ASSIGNMENT: Copy out the data below. Keep every word as it is.

MATERIAL FOR THIS EXERCISE:
-- -- --
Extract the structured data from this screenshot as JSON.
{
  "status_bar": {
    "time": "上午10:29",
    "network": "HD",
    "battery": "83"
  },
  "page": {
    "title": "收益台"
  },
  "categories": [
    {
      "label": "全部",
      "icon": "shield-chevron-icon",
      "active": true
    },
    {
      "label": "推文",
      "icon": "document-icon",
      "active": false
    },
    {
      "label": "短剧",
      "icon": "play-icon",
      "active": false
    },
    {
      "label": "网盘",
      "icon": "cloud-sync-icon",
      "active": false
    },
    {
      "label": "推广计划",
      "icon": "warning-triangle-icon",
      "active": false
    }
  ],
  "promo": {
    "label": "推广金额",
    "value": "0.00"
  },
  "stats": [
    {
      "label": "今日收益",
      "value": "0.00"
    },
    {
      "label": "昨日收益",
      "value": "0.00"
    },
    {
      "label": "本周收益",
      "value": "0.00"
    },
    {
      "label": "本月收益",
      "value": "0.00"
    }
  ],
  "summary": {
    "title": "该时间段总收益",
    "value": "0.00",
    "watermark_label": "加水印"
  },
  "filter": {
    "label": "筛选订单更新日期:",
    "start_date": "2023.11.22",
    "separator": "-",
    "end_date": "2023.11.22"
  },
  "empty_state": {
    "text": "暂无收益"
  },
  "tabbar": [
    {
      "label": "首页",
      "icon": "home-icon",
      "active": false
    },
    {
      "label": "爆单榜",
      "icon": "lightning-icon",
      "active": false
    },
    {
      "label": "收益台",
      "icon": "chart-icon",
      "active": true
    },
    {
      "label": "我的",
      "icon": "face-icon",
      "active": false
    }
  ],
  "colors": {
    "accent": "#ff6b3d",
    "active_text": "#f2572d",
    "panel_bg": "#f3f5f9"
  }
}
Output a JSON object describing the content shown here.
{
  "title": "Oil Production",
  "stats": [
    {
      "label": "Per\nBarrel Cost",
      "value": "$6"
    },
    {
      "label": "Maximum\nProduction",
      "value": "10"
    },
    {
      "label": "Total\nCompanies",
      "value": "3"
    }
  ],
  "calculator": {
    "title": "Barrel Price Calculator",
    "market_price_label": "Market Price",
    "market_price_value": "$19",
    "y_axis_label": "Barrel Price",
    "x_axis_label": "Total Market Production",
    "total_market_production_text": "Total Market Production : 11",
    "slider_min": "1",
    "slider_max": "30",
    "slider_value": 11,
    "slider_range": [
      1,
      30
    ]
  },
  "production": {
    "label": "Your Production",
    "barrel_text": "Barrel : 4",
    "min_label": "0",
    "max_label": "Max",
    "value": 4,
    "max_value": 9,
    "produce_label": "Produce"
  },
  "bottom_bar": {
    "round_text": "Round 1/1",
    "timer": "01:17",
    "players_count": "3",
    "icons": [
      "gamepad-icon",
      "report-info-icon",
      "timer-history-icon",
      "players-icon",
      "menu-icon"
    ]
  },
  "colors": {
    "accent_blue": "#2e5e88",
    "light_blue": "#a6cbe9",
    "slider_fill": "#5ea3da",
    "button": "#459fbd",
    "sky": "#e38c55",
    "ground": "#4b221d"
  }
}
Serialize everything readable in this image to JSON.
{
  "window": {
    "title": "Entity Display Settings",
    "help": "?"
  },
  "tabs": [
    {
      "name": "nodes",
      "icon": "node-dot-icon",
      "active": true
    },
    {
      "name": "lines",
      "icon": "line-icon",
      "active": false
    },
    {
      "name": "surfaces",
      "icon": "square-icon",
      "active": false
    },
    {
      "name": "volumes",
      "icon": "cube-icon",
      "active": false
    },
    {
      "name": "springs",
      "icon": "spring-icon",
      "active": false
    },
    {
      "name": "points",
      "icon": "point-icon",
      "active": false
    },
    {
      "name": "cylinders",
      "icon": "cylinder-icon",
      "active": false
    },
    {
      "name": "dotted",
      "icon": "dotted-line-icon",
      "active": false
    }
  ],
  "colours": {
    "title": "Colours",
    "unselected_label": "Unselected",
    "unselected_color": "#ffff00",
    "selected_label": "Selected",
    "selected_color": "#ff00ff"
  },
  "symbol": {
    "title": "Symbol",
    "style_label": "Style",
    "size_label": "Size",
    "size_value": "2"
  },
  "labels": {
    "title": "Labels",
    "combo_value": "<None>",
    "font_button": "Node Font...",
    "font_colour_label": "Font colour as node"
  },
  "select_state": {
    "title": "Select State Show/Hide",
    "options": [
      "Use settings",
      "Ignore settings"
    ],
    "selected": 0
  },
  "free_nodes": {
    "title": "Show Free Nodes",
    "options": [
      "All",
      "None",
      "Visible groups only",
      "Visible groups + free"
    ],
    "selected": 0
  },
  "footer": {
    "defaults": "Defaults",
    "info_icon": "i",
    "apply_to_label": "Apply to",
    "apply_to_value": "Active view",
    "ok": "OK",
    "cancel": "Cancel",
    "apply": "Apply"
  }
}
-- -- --
FINISHED TASK:
Extract the structured data from this screenshot as JSON.
{
  "status_bar": {
    "time": "上午10:29",
    "network": "HD",
    "battery": "83"
  },
  "page": {
    "title": "收益台"
  },
  "categories": [
    {
      "label": "全部",
      "icon": "shield-chevron-icon",
      "active": true
    },
    {
      "label": "推文",
      "icon": "document-icon",
      "active": false
    },
    {
      "label": "短剧",
      "icon": "play-icon",
      "active": false
    },
    {
      "label": "网盘",
      "icon": "cloud-sync-icon",
      "active": false
    },
    {
      "label": "推广计划",
      "icon": "warning-triangle-icon",
      "active": false
    }
  ],
  "promo": {
    "label": "推广金额",
    "value": "0.00"
  },
  "stats": [
    {
      "label": "今日收益",
      "value": "0.00"
    },
    {
      "label": "昨日收益",
      "value": "0.00"
    },
    {
      "label": "本周收益",
      "value": "0.00"
    },
    {
      "label": "本月收益",
      "value": "0.00"
    }
  ],
  "summary": {
    "title": "该时间段总收益",
    "value": "0.00",
    "watermark_label": "加水印"
  },
  "filter": {
    "label": "筛选订单更新日期:",
    "start_date": "2023.11.22",
    "separator": "-",
    "end_date": "2023.11.22"
  },
  "empty_state": {
    "text": "暂无收益"
  },
  "tabbar": [
    {
      "label": "首页",
      "icon": "home-icon",
      "active": false
    },
    {
      "label": "爆单榜",
      "icon": "lightning-icon",
      "active": false
    },
    {
      "label": "收益台",
      "icon": "chart-icon",
      "active": true
    },
    {
      "label": "我的",
      "icon": "face-icon",
      "active": false
    }
  ],
  "colors": {
    "accent": "#ff6b3d",
    "active_text": "#f2572d",
    "panel_bg": "#f3f5f9"
  }
}
Output a JSON object describing the content shown here.
{
  "title": "Oil Production",
  "stats": [
    {
      "label": "Per\nBarrel Cost",
      "value": "$6"
    },
    {
      "label": "Maximum\nProduction",
      "value": "10"
    },
    {
      "label": "Total\nCompanies",
      "value": "3"
    }
  ],
  "calculator": {
    "title": "Barrel Price Calculator",
    "market_price_label": "Market Price",
    "market_price_value": "$19",
    "y_axis_label": "Barrel Price",
    "x_axis_label": "Total Market Production",
    "total_market_production_text": "Total Market Production : 11",
    "slider_min": "1",
    "slider_max": "30",
    "slider_value": 11,
    "slider_range": [
      1,
      30
    ]
  },
  "production": {
    "label": "Your Production",
    "barrel_text": "Barrel : 4",
    "min_label": "0",
    "max_label": "Max",
    "value": 4,
    "max_value": 9,
    "produce_label": "Produce"
  },
  "bottom_bar": {
    "round_text": "Round 1/1",
    "timer": "01:17",
    "players_count": "3",
    "icons": [
      "gamepad-icon",
      "report-info-icon",
      "timer-history-icon",
      "players-icon",
      "menu-icon"
    ]
  },
  "colors": {
    "accent_blue": "#2e5e88",
    "light_blue": "#a6cbe9",
    "slider_fill": "#5ea3da",
    "button": "#459fbd",
    "sky": "#e38c55",
    "ground": "#4b221d"
  }
}
Serialize everything readable in this image to JSON.
{
  "window": {
    "title": "Entity Display Settings",
    "help": "?"
  },
  "tabs": [
    {
      "name": "nodes",
      "icon": "node-dot-icon",
      "active": true
    },
    {
      "name": "lines",
      "icon": "line-icon",
      "active": false
    },
    {
      "name": "surfaces",
      "icon": "square-icon",
      "active": false
    },
    {
      "name": "volumes",
      "icon": "cube-icon",
      "active": false
    },
    {
      "name": "springs",
      "icon": "spring-icon",
      "active": false
    },
    {
      "name": "points",
      "icon": "point-icon",
      "active": false
    },
    {
      "name": "cylinders",
      "icon": "cylinder-icon",
      "active": false
    },
    {
      "name": "dotted",
      "icon": "dotted-line-icon",
      "active": false
    }
  ],
  "colours": {
    "title": "Colours",
    "unselected_label": "Unselected",
    "unselected_color": "#ffff00",
    "selected_label": "Selected",
    "selected_color": "#ff00ff"
  },
  "symbol": {
    "title": "Symbol",
    "style_label": "Style",
    "size_label": "Size",
    "size_value": "2"
  },
  "labels": {
    "title": "Labels",
    "combo_value": "<None>",
    "font_button": "Node Font...",
    "font_colour_label": "Font colour as node"
  },
  "select_state": {
    "title": "Select State Show/Hide",
    "options": [
      "Use settings",
      "Ignore settings"
    ],
    "selected": 0
  },
  "free_nodes": {
    "title": "Show Free Nodes",
    "options": [
      "All",
      "None",
      "Visible groups only",
      "Visible groups + free"
    ],
    "selected": 0
  },
  "footer": {
    "defaults": "Defaults",
    "info_icon": "i",
    "apply_to_label": "Apply to",
    "apply_to_value": "Active view",
    "ok": "OK",
    "cancel": "Cancel",
    "apply": "Apply"
  }
}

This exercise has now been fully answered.